Camarata named to NIDCD review committeeOct. 27, 2016, 9:14 AM
Stephen Camarata, Ph.D., professor of Hearing and Speech Sciences and Psychiatry and Behavioral Sciences, has been invited to serve a four-year term on the Communication Disorders Review Committee (CDRC) of the National Institute on Deafness and Other Communication Disorders (NIDCD).
The NIDCD, part of the National Institutes of Health (NIH), conducts and supports research in the normal and disordered processes of hearing, balance, taste, smell, voice, speech and language.
As part of the NIDCD’s Communication Disorders Review Committee, Camarata will work with committee members to advise the NIH and NIDCD directors on programs and activities in the areas of communication science. The committee provides primary technical review for contracts and reviews grant applications for program projects, National Research Service Award training grants, conference grants, Clinical Investigator Awards, Specialized Research Centers and projects in the communication and chemosensory sciences.
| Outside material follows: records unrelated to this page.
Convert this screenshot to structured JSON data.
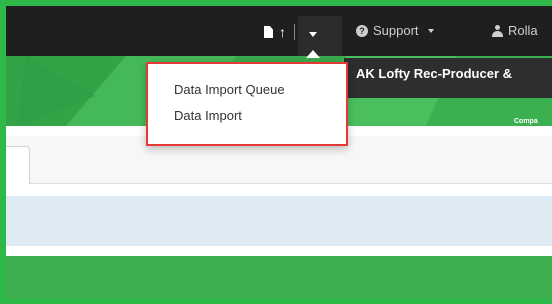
{
  "colors": {
    "frame_green": "#2eb84a",
    "navbar": "#1f1f1f",
    "banner_green": "#3cae4f",
    "highlight_red": "#e53935",
    "info_row": "#dde9f3"
  },
  "navbar": {
    "icons": [
      "document-icon",
      "upload-arrow-icon",
      "caret-down-icon"
    ],
    "support_label": "Support",
    "user_label": "Rolla"
  },
  "dropdown": {
    "items": [
      {
        "label": "Data Import Queue"
      },
      {
        "label": "Data Import"
      }
    ]
  },
  "company_tooltip": {
    "label": "AK Lofty Rec-Producer &"
  },
  "banner": {
    "company_text": "Compa"
  }
}
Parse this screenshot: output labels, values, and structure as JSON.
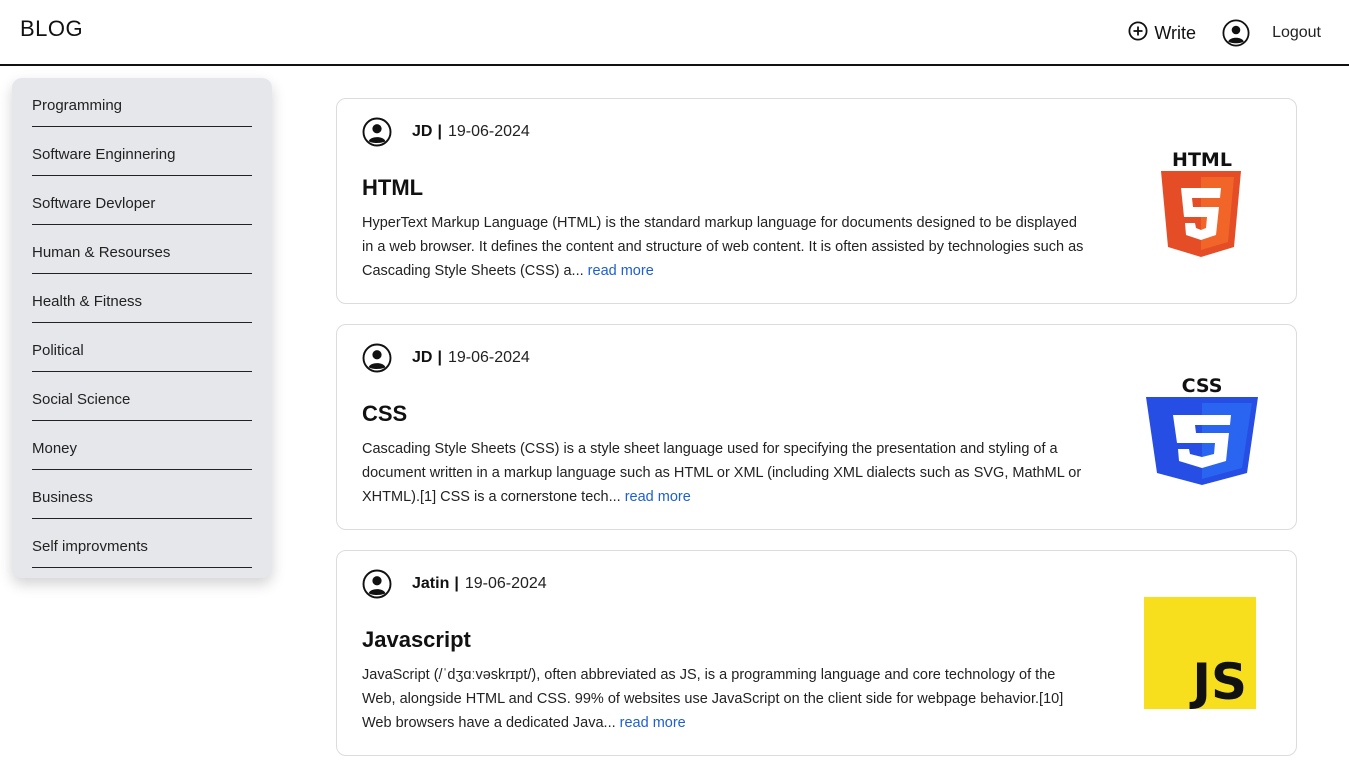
{
  "header": {
    "brand": "BLOG",
    "write_label": "Write",
    "logout_label": "Logout"
  },
  "sidebar": {
    "items": [
      {
        "label": "Programming"
      },
      {
        "label": "Software Enginnering"
      },
      {
        "label": "Software Devloper"
      },
      {
        "label": "Human & Resourses"
      },
      {
        "label": "Health & Fitness"
      },
      {
        "label": "Political"
      },
      {
        "label": "Social Science"
      },
      {
        "label": "Money"
      },
      {
        "label": "Business"
      },
      {
        "label": "Self improvments"
      }
    ]
  },
  "posts": [
    {
      "author": "JD",
      "separator": "|",
      "date": "19-06-2024",
      "title": "HTML",
      "excerpt": "HyperText Markup Language (HTML) is the standard markup language for documents designed to be displayed in a web browser. It defines the content and structure of web content. It is often assisted by technologies such as Cascading Style Sheets (CSS) a...",
      "read_more": "read more",
      "thumbnail": "html5-logo",
      "thumbnail_text": "HTML",
      "thumbnail_color": "#e44d26"
    },
    {
      "author": "JD",
      "separator": "|",
      "date": "19-06-2024",
      "title": "CSS",
      "excerpt": "Cascading Style Sheets (CSS) is a style sheet language used for specifying the presentation and styling of a document written in a markup language such as HTML or XML (including XML dialects such as SVG, MathML or XHTML).[1] CSS is a cornerstone tech...",
      "read_more": "read more",
      "thumbnail": "css3-logo",
      "thumbnail_text": "CSS",
      "thumbnail_color": "#264de4"
    },
    {
      "author": "Jatin",
      "separator": "|",
      "date": "19-06-2024",
      "title": "Javascript",
      "excerpt": "JavaScript (/ˈdʒɑːvəskrɪpt/), often abbreviated as JS, is a programming language and core technology of the Web, alongside HTML and CSS. 99% of websites use JavaScript on the client side for webpage behavior.[10] Web browsers have a dedicated Java...",
      "read_more": "read more",
      "thumbnail": "js-logo",
      "thumbnail_text": "JS",
      "thumbnail_color": "#f7df1e"
    }
  ],
  "colors": {
    "accent_link": "#1d5fd1",
    "sidebar_bg": "#e5e7eb",
    "header_border": "#111111"
  }
}
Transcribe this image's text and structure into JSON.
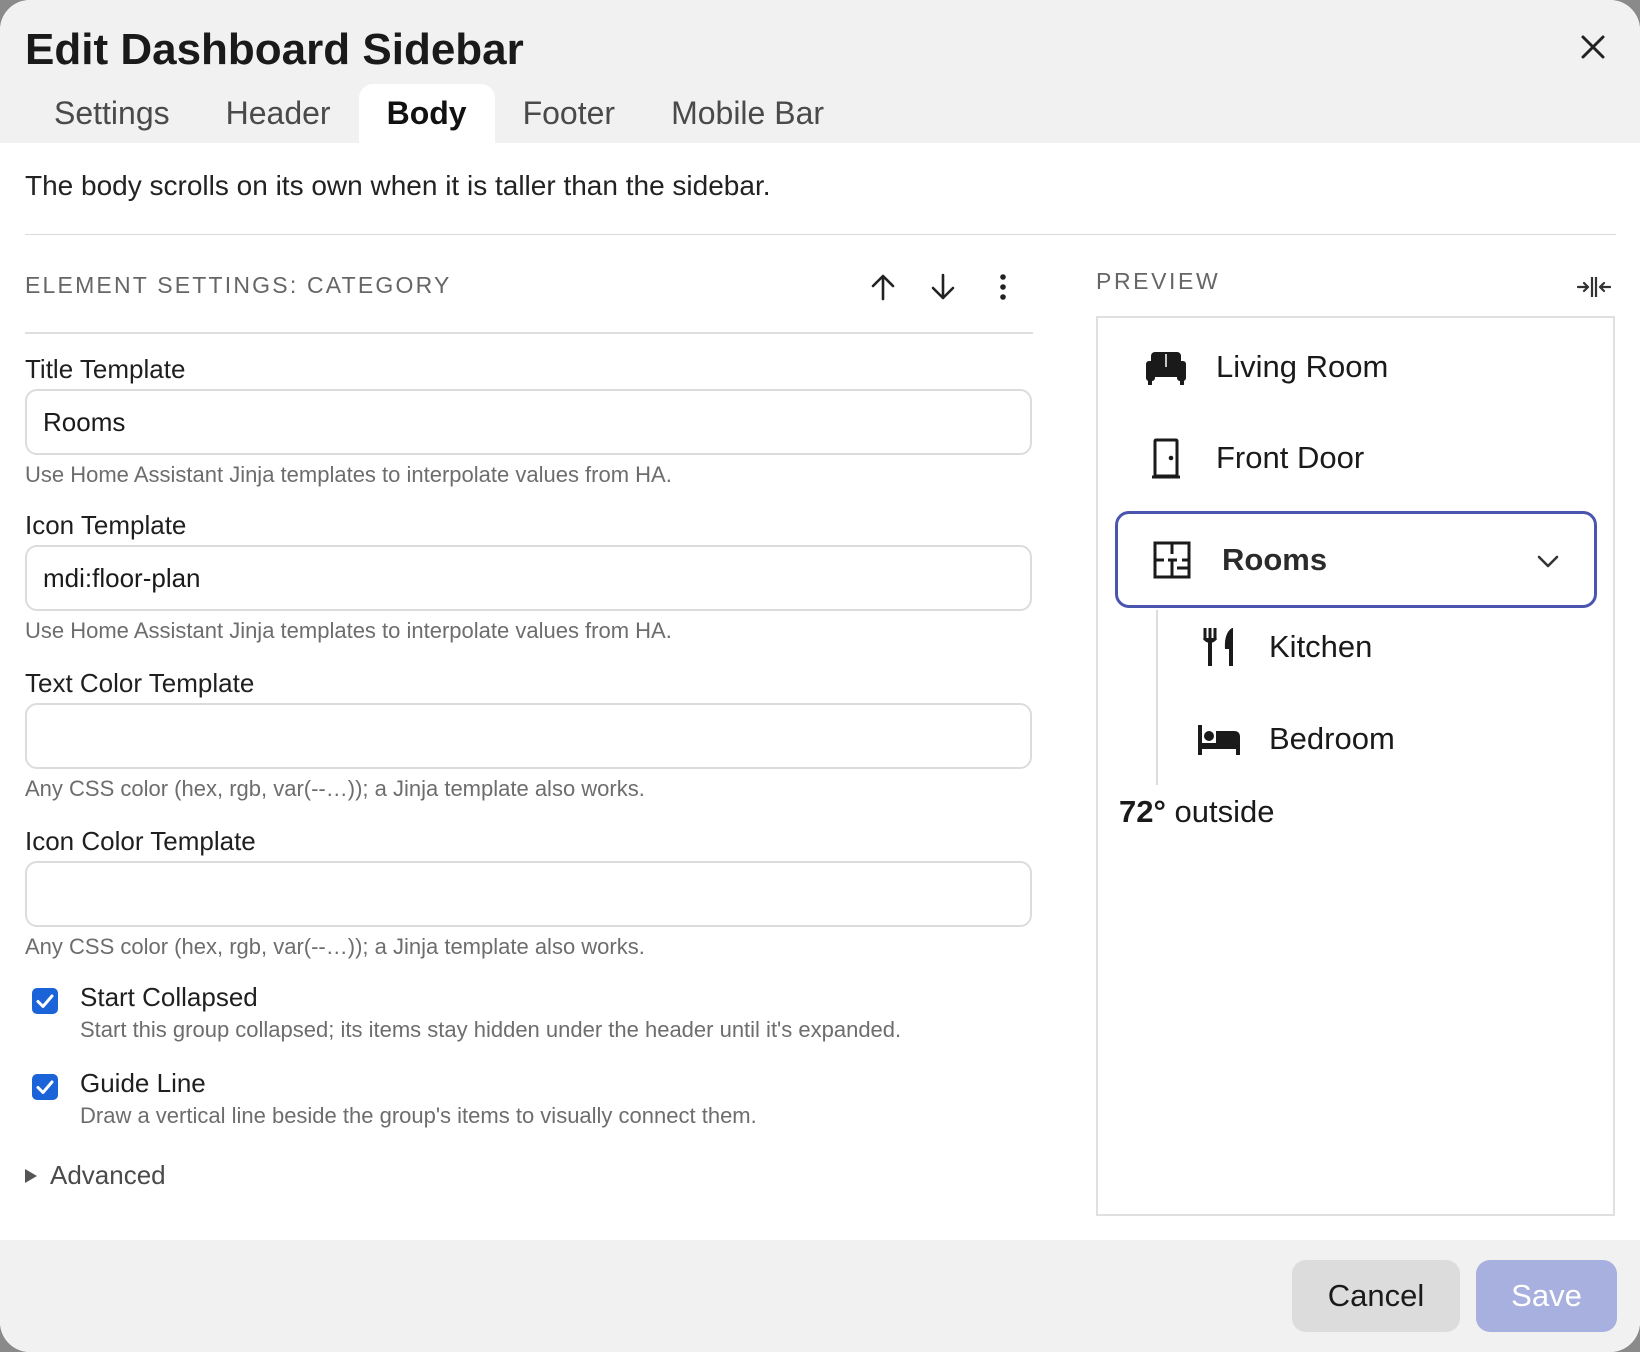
{
  "dialog": {
    "title": "Edit Dashboard Sidebar",
    "tabs": [
      {
        "label": "Settings",
        "active": false
      },
      {
        "label": "Header",
        "active": false
      },
      {
        "label": "Body",
        "active": true
      },
      {
        "label": "Footer",
        "active": false
      },
      {
        "label": "Mobile Bar",
        "active": false
      }
    ],
    "intro": "The body scrolls on its own when it is taller than the sidebar."
  },
  "settings": {
    "section_title": "ELEMENT SETTINGS: CATEGORY",
    "fields": [
      {
        "label": "Title Template",
        "value": "Rooms",
        "help": "Use Home Assistant Jinja templates to interpolate values from HA."
      },
      {
        "label": "Icon Template",
        "value": "mdi:floor-plan",
        "help": "Use Home Assistant Jinja templates to interpolate values from HA."
      },
      {
        "label": "Text Color Template",
        "value": "",
        "help": "Any CSS color (hex, rgb, var(--…)); a Jinja template also works."
      },
      {
        "label": "Icon Color Template",
        "value": "",
        "help": "Any CSS color (hex, rgb, var(--…)); a Jinja template also works."
      }
    ],
    "checkboxes": [
      {
        "label": "Start Collapsed",
        "checked": true,
        "help": "Start this group collapsed; its items stay hidden under the header until it's expanded."
      },
      {
        "label": "Guide Line",
        "checked": true,
        "help": "Draw a vertical line beside the group's items to visually connect them."
      }
    ],
    "advanced_label": "Advanced"
  },
  "preview": {
    "title": "PREVIEW",
    "items": [
      {
        "label": "Living Room",
        "icon": "sofa-icon"
      },
      {
        "label": "Front Door",
        "icon": "door-icon"
      }
    ],
    "group": {
      "label": "Rooms",
      "icon": "floor-plan-icon"
    },
    "subitems": [
      {
        "label": "Kitchen",
        "icon": "silverware-icon"
      },
      {
        "label": "Bedroom",
        "icon": "bed-icon"
      }
    ],
    "footer_bold": "72°",
    "footer_text": " outside"
  },
  "footer": {
    "cancel_label": "Cancel",
    "save_label": "Save"
  },
  "colors": {
    "accent": "#1a63d8",
    "group_border": "#4a55b0",
    "save_disabled": "#a8b0e0"
  }
}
“This appointment is so well-deserved,” said Elisabeth Dykens, Ph.D., director of the Vanderbilt Kennedy Center and Annette Schaffer Eskind Professor. “Steve is one of those remarkable scholars who is always willing to share novel ideas. He consistently goes the extra mile to provide feedback to researchers. Steve’s new role at NIDCD is a perfect fit for these strengths.”
Committee members are selected on the basis of their demonstrated competence and accomplishments in their scientific disciplines as evidenced by the quality of research, publications in scientific journals, and other significant scientific activities, achievements and honors.
“Service on a review committee requires mature judgment and objectivity as well as the ability to work effectively in a group, qualities we believe Dr. Camarata will bring to this important task,” said James Battey Jr., M.D., Ph.D., director of the NIDCD.
Camarata is a Vanderbilt Kennedy Center Investigator who works in the areas of communication disorders, Down syndrome and language development and intervention.
“It is a real honor to represent Vanderbilt University School of Medicine in the scientific review process at the NIDCD,” Camarata said. “The CDRC study section is unique in the breadth of discovery reviewed, including human and animal models of hearing, balance, and communication as well as taste and smell sense processes. It will be very exciting to be part of this committee.”